Top of Records for processing
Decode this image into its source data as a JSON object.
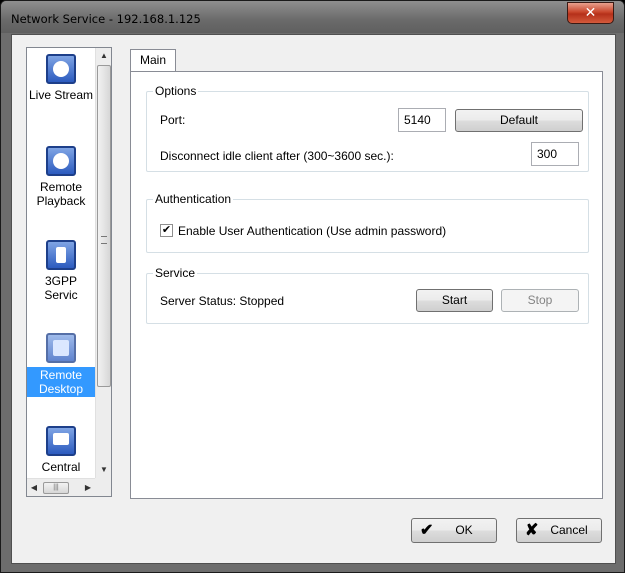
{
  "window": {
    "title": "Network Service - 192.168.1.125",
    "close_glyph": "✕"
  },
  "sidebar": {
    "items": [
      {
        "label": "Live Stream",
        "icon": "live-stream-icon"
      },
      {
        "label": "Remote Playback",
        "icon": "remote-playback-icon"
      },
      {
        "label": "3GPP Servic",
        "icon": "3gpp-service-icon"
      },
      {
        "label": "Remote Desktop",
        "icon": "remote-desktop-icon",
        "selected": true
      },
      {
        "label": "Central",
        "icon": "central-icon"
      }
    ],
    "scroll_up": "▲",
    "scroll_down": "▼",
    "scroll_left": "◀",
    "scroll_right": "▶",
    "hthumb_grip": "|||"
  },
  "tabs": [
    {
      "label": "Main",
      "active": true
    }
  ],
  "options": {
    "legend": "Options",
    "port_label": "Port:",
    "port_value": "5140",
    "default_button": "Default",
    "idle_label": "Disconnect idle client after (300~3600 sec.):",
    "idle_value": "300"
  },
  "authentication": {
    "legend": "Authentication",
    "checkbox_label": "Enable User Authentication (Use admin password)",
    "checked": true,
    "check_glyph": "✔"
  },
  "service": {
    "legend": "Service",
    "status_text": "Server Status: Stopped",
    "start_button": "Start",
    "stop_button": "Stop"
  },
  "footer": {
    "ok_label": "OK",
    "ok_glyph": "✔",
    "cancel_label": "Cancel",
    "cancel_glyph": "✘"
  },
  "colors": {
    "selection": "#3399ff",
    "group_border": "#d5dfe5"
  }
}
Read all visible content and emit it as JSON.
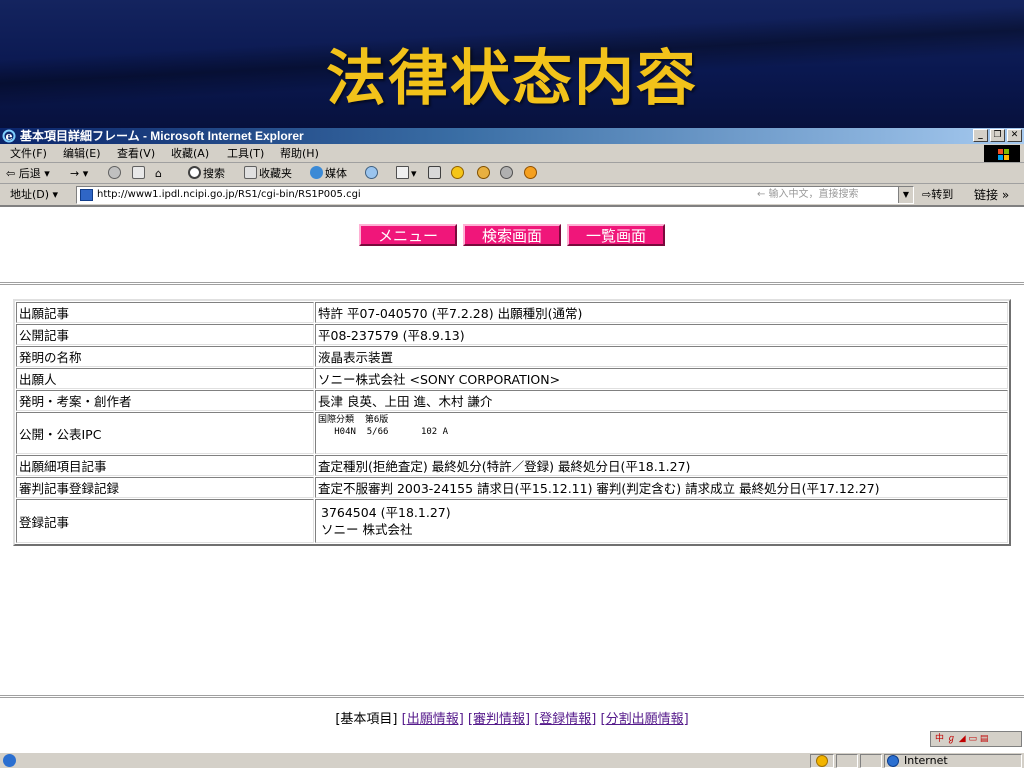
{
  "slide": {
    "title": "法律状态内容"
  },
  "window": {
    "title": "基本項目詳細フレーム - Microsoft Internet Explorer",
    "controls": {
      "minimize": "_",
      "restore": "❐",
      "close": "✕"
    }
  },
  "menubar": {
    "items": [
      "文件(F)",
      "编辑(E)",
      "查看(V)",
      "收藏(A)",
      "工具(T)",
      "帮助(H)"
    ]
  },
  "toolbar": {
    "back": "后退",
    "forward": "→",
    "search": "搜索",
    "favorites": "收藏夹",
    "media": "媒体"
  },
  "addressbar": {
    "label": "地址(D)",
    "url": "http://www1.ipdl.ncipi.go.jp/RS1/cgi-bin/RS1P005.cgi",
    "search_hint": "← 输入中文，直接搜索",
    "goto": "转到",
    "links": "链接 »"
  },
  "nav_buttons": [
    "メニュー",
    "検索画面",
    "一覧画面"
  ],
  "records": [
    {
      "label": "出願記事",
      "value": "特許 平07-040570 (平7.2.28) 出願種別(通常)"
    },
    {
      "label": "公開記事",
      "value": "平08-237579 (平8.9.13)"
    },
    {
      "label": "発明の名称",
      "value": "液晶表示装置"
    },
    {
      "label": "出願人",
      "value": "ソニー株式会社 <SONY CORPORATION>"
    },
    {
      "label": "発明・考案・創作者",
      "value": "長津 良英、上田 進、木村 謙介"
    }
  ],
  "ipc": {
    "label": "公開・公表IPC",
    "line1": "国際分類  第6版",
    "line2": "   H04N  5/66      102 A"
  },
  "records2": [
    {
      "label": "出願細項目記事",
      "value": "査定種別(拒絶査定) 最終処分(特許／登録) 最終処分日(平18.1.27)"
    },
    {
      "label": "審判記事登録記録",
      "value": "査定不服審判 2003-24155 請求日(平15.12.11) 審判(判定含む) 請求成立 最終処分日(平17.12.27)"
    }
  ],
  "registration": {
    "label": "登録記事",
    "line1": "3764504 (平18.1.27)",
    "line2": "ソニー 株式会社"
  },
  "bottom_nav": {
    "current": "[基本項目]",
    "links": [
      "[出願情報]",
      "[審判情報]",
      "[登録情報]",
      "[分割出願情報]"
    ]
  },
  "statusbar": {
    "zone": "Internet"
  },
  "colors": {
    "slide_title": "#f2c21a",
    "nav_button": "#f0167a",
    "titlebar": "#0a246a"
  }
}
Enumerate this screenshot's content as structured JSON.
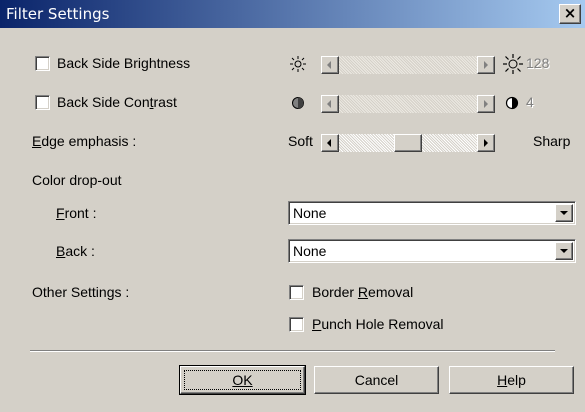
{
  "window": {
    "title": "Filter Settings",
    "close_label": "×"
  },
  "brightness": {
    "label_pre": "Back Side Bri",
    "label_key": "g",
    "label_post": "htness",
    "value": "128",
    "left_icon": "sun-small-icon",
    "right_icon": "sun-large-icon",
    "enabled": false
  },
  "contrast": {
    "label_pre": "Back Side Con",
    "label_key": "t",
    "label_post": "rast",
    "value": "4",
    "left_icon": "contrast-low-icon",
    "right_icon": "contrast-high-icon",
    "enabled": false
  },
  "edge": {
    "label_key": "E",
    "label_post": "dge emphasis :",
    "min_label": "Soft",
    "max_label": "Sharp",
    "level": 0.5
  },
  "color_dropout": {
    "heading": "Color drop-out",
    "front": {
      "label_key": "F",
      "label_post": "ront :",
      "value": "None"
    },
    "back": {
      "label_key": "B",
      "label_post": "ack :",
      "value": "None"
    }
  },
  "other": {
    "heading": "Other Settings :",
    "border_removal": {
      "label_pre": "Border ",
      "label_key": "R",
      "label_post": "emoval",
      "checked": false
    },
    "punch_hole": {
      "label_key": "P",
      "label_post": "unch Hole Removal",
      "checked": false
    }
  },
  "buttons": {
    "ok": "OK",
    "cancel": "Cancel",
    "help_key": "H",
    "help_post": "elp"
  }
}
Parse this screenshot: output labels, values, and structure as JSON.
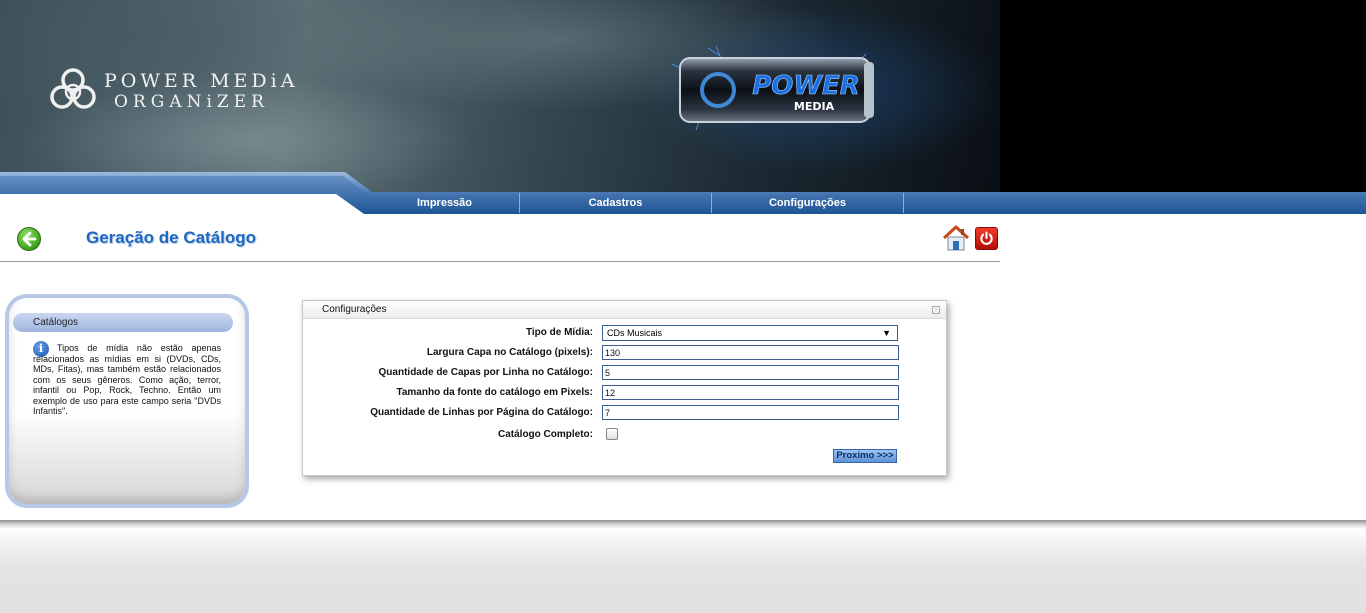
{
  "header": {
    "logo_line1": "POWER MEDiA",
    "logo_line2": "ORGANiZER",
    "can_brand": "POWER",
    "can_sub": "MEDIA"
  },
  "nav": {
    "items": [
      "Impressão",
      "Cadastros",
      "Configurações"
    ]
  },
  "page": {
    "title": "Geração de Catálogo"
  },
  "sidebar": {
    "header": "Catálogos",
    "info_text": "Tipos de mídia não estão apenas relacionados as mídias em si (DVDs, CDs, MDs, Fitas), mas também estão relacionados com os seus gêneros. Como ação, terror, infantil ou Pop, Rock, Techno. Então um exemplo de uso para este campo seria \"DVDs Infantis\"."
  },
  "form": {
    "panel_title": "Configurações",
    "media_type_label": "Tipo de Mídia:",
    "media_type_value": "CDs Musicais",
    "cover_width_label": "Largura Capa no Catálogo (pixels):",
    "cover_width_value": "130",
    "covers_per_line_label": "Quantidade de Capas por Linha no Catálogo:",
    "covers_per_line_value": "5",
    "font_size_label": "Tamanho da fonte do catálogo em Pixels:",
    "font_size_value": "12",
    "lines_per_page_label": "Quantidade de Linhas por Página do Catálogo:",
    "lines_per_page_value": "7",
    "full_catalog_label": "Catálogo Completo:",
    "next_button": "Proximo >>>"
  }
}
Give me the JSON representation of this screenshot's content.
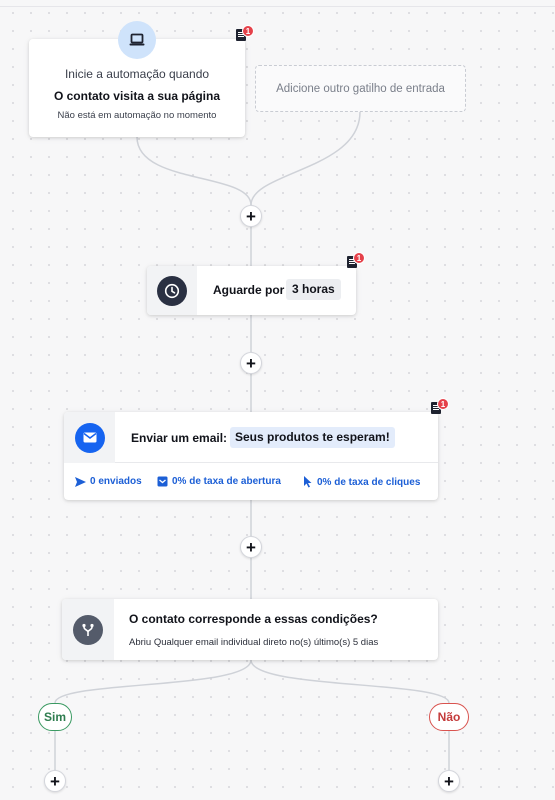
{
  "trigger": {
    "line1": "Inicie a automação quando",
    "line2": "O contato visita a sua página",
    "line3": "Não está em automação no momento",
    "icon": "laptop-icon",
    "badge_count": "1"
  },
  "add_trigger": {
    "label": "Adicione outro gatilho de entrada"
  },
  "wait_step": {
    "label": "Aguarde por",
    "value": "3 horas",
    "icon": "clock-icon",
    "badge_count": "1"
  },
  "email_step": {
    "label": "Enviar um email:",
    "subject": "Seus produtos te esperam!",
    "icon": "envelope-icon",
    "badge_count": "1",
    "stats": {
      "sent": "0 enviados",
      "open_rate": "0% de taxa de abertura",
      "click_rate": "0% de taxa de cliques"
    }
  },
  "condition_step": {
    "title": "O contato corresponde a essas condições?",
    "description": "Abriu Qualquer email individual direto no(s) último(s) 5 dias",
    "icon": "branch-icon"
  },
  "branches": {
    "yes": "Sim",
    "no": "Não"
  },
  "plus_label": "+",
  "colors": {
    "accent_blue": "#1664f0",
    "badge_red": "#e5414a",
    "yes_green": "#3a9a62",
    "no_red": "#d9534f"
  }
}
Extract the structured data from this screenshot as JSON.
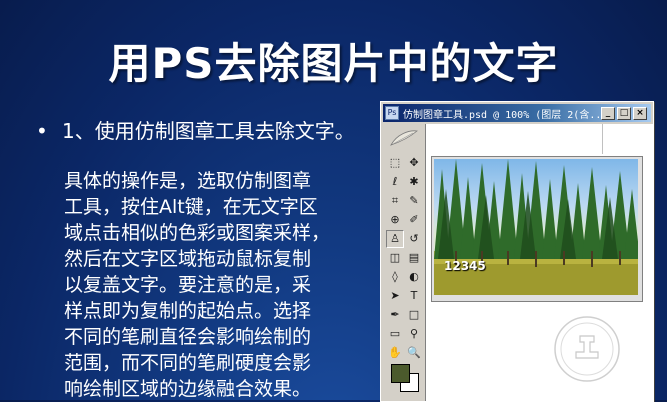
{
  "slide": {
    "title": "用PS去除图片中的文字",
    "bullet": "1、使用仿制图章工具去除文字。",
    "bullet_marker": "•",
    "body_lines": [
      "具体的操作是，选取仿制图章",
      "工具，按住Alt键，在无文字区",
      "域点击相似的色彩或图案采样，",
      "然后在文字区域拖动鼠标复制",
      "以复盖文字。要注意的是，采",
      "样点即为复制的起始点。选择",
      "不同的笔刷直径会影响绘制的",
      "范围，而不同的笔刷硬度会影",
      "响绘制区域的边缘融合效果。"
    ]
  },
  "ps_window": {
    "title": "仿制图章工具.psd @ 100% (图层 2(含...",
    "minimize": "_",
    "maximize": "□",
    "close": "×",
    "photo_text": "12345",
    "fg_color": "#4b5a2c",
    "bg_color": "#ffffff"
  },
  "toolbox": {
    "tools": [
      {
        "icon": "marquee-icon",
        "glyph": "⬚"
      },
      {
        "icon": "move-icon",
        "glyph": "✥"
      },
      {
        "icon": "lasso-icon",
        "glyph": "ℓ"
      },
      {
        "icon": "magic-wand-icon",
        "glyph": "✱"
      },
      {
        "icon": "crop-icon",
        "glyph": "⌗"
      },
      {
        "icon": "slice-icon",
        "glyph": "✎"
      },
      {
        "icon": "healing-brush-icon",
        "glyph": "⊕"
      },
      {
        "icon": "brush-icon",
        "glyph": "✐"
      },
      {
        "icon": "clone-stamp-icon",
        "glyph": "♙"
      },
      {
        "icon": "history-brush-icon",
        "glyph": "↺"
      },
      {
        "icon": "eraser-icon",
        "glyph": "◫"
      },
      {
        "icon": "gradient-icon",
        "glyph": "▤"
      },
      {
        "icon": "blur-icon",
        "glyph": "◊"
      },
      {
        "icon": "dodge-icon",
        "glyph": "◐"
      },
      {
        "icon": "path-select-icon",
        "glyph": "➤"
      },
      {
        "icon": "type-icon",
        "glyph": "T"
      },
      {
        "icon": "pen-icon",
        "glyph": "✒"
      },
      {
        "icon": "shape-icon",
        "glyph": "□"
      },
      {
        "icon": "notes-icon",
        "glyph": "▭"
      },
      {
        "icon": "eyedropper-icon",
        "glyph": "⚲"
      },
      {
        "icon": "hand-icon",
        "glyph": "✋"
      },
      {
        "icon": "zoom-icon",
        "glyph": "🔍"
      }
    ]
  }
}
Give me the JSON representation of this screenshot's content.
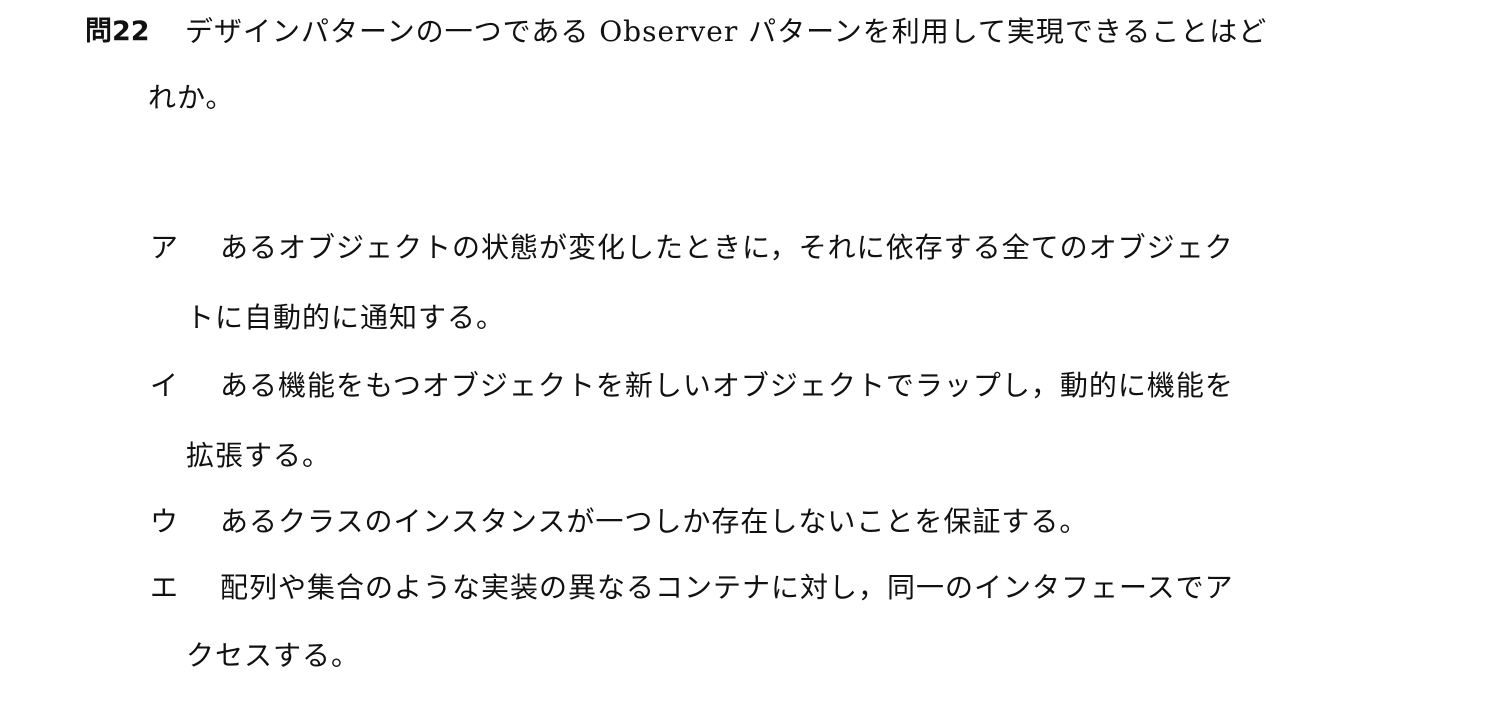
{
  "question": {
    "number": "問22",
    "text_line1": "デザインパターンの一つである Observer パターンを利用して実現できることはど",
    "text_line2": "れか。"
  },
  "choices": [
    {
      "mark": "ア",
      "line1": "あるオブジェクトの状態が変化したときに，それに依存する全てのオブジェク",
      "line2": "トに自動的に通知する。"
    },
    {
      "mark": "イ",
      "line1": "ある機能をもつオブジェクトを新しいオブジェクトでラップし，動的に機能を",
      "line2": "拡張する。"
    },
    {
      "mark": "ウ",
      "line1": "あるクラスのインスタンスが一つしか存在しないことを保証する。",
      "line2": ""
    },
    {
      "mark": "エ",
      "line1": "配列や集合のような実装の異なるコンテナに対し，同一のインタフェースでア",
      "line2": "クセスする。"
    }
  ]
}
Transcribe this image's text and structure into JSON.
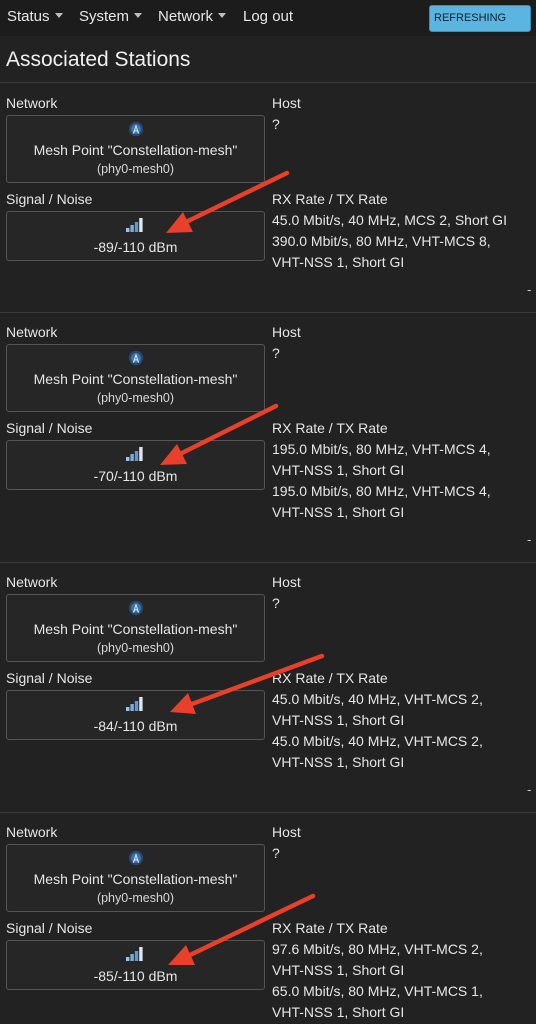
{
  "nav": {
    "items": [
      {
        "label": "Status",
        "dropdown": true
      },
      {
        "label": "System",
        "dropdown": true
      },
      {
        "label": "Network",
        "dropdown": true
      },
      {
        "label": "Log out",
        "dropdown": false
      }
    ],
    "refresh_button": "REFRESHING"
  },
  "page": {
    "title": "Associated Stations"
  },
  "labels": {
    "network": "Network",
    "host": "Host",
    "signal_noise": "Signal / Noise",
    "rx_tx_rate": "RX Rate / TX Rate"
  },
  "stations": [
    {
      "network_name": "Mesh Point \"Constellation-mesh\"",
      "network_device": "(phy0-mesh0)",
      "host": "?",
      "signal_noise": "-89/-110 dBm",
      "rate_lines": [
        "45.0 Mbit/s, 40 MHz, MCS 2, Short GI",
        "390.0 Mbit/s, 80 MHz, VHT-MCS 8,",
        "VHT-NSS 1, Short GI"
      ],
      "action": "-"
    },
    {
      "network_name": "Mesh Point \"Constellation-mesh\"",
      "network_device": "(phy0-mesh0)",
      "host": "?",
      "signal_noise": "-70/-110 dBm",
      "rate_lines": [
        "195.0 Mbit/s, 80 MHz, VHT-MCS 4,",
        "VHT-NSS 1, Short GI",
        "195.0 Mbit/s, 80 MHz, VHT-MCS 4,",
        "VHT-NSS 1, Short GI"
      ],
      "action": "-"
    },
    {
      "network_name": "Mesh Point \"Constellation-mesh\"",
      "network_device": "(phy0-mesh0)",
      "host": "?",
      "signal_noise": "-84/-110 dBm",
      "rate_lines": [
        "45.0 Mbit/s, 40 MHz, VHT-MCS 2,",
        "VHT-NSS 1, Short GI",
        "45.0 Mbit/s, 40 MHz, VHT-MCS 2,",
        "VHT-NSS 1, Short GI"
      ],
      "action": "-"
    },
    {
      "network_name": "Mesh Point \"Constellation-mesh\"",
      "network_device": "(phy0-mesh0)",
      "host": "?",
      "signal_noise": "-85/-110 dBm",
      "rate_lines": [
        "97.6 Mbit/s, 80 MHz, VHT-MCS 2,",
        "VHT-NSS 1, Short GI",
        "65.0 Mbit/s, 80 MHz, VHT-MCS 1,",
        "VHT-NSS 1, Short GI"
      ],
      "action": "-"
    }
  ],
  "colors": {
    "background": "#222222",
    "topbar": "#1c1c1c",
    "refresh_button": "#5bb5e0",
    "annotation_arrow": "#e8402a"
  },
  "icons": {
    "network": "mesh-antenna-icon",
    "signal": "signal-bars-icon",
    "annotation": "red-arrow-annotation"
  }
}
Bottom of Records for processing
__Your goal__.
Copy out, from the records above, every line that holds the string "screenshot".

__Answer box__.
Enumerate this screenshot's content as structured JSON.
Parse this screenshot: output labels, values, and structure as JSON.
Give me the JSON representation of this screenshot's content.
Extract the structured data from this screenshot as JSON.
Give me the JSON representation of this screenshot's content.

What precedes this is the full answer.